Dataset rows for apps and sites:
--------------------------------

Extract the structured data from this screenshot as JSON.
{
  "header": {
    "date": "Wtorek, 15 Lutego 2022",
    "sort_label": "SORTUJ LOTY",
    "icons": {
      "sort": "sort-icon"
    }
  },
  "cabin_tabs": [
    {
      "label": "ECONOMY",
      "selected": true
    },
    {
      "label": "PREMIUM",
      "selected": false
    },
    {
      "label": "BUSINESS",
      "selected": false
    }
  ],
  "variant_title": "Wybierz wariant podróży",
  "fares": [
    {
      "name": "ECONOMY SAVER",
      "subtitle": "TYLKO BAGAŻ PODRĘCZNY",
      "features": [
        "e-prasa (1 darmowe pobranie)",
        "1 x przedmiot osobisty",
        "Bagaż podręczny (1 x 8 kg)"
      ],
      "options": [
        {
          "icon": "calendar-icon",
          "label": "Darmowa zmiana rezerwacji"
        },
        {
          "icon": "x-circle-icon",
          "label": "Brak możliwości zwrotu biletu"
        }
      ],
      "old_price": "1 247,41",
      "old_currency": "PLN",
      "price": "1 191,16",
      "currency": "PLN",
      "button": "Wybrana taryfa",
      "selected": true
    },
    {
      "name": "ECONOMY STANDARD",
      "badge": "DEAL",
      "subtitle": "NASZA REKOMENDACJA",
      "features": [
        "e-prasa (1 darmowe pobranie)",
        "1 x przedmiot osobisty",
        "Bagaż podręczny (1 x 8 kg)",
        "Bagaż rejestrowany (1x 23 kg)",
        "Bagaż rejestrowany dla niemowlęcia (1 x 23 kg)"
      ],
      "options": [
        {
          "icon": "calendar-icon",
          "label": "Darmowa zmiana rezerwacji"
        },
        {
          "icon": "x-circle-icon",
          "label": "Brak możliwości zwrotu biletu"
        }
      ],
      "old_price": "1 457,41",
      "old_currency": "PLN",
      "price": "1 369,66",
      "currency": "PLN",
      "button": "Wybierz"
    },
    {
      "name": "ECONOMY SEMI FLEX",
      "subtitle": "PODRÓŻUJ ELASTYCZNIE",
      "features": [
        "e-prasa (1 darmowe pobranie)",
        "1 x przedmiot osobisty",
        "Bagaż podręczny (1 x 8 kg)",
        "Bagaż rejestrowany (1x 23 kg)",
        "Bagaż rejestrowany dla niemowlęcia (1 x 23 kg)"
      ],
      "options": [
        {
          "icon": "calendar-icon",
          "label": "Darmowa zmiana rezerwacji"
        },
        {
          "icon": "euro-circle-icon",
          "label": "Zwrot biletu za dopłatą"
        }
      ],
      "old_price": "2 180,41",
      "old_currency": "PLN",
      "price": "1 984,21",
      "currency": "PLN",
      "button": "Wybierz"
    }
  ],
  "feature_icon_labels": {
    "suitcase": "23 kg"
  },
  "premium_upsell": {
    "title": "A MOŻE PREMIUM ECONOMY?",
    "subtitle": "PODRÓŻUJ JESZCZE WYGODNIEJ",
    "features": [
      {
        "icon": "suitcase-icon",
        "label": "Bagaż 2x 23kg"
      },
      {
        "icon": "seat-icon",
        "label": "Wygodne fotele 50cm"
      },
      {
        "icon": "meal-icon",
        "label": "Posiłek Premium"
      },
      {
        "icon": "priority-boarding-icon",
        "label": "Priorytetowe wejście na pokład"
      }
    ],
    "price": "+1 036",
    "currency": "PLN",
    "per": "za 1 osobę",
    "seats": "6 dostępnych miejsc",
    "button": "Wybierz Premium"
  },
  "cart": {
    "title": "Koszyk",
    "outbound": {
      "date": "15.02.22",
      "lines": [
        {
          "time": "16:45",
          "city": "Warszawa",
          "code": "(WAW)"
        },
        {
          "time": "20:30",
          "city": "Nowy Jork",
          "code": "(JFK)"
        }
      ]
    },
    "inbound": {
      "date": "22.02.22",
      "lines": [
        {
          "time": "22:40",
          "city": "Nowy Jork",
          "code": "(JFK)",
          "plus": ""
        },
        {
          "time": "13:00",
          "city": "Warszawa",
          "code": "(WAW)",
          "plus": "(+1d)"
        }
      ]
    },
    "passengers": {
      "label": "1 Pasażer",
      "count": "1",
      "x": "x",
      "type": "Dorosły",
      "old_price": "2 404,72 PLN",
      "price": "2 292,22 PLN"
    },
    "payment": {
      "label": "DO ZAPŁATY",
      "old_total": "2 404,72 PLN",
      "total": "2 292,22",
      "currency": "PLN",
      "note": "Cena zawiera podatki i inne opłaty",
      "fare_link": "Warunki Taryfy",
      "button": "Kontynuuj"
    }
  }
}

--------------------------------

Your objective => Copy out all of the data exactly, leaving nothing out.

Task output =>
Extract the structured data from this screenshot as JSON.
{
  "header": {
    "date": "Wtorek, 15 Lutego 2022",
    "sort_label": "SORTUJ LOTY",
    "icons": {
      "sort": "sort-icon"
    }
  },
  "cabin_tabs": [
    {
      "label": "ECONOMY",
      "selected": true
    },
    {
      "label": "PREMIUM",
      "selected": false
    },
    {
      "label": "BUSINESS",
      "selected": false
    }
  ],
  "variant_title": "Wybierz wariant podróży",
  "fares": [
    {
      "name": "ECONOMY SAVER",
      "subtitle": "TYLKO BAGAŻ PODRĘCZNY",
      "features": [
        "e-prasa (1 darmowe pobranie)",
        "1 x przedmiot osobisty",
        "Bagaż podręczny (1 x 8 kg)"
      ],
      "options": [
        {
          "icon": "calendar-icon",
          "label": "Darmowa zmiana rezerwacji"
        },
        {
          "icon": "x-circle-icon",
          "label": "Brak możliwości zwrotu biletu"
        }
      ],
      "old_price": "1 247,41",
      "old_currency": "PLN",
      "price": "1 191,16",
      "currency": "PLN",
      "button": "Wybrana taryfa",
      "selected": true
    },
    {
      "name": "ECONOMY STANDARD",
      "badge": "DEAL",
      "subtitle": "NASZA REKOMENDACJA",
      "features": [
        "e-prasa (1 darmowe pobranie)",
        "1 x przedmiot osobisty",
        "Bagaż podręczny (1 x 8 kg)",
        "Bagaż rejestrowany (1x 23 kg)",
        "Bagaż rejestrowany dla niemowlęcia (1 x 23 kg)"
      ],
      "options": [
        {
          "icon": "calendar-icon",
          "label": "Darmowa zmiana rezerwacji"
        },
        {
          "icon": "x-circle-icon",
          "label": "Brak możliwości zwrotu biletu"
        }
      ],
      "old_price": "1 457,41",
      "old_currency": "PLN",
      "price": "1 369,66",
      "currency": "PLN",
      "button": "Wybierz"
    },
    {
      "name": "ECONOMY SEMI FLEX",
      "subtitle": "PODRÓŻUJ ELASTYCZNIE",
      "features": [
        "e-prasa (1 darmowe pobranie)",
        "1 x przedmiot osobisty",
        "Bagaż podręczny (1 x 8 kg)",
        "Bagaż rejestrowany (1x 23 kg)",
        "Bagaż rejestrowany dla niemowlęcia (1 x 23 kg)"
      ],
      "options": [
        {
          "icon": "calendar-icon",
          "label": "Darmowa zmiana rezerwacji"
        },
        {
          "icon": "euro-circle-icon",
          "label": "Zwrot biletu za dopłatą"
        }
      ],
      "old_price": "2 180,41",
      "old_currency": "PLN",
      "price": "1 984,21",
      "currency": "PLN",
      "button": "Wybierz"
    }
  ],
  "feature_icon_labels": {
    "suitcase": "23 kg"
  },
  "premium_upsell": {
    "title": "A MOŻE PREMIUM ECONOMY?",
    "subtitle": "PODRÓŻUJ JESZCZE WYGODNIEJ",
    "features": [
      {
        "icon": "suitcase-icon",
        "label": "Bagaż 2x 23kg"
      },
      {
        "icon": "seat-icon",
        "label": "Wygodne fotele 50cm"
      },
      {
        "icon": "meal-icon",
        "label": "Posiłek Premium"
      },
      {
        "icon": "priority-boarding-icon",
        "label": "Priorytetowe wejście na pokład"
      }
    ],
    "price": "+1 036",
    "currency": "PLN",
    "per": "za 1 osobę",
    "seats": "6 dostępnych miejsc",
    "button": "Wybierz Premium"
  },
  "cart": {
    "title": "Koszyk",
    "outbound": {
      "date": "15.02.22",
      "lines": [
        {
          "time": "16:45",
          "city": "Warszawa",
          "code": "(WAW)"
        },
        {
          "time": "20:30",
          "city": "Nowy Jork",
          "code": "(JFK)"
        }
      ]
    },
    "inbound": {
      "date": "22.02.22",
      "lines": [
        {
          "time": "22:40",
          "city": "Nowy Jork",
          "code": "(JFK)",
          "plus": ""
        },
        {
          "time": "13:00",
          "city": "Warszawa",
          "code": "(WAW)",
          "plus": "(+1d)"
        }
      ]
    },
    "passengers": {
      "label": "1 Pasażer",
      "count": "1",
      "x": "x",
      "type": "Dorosły",
      "old_price": "2 404,72 PLN",
      "price": "2 292,22 PLN"
    },
    "payment": {
      "label": "DO ZAPŁATY",
      "old_total": "2 404,72 PLN",
      "total": "2 292,22",
      "currency": "PLN",
      "note": "Cena zawiera podatki i inne opłaty",
      "fare_link": "Warunki Taryfy",
      "button": "Kontynuuj"
    }
  }
}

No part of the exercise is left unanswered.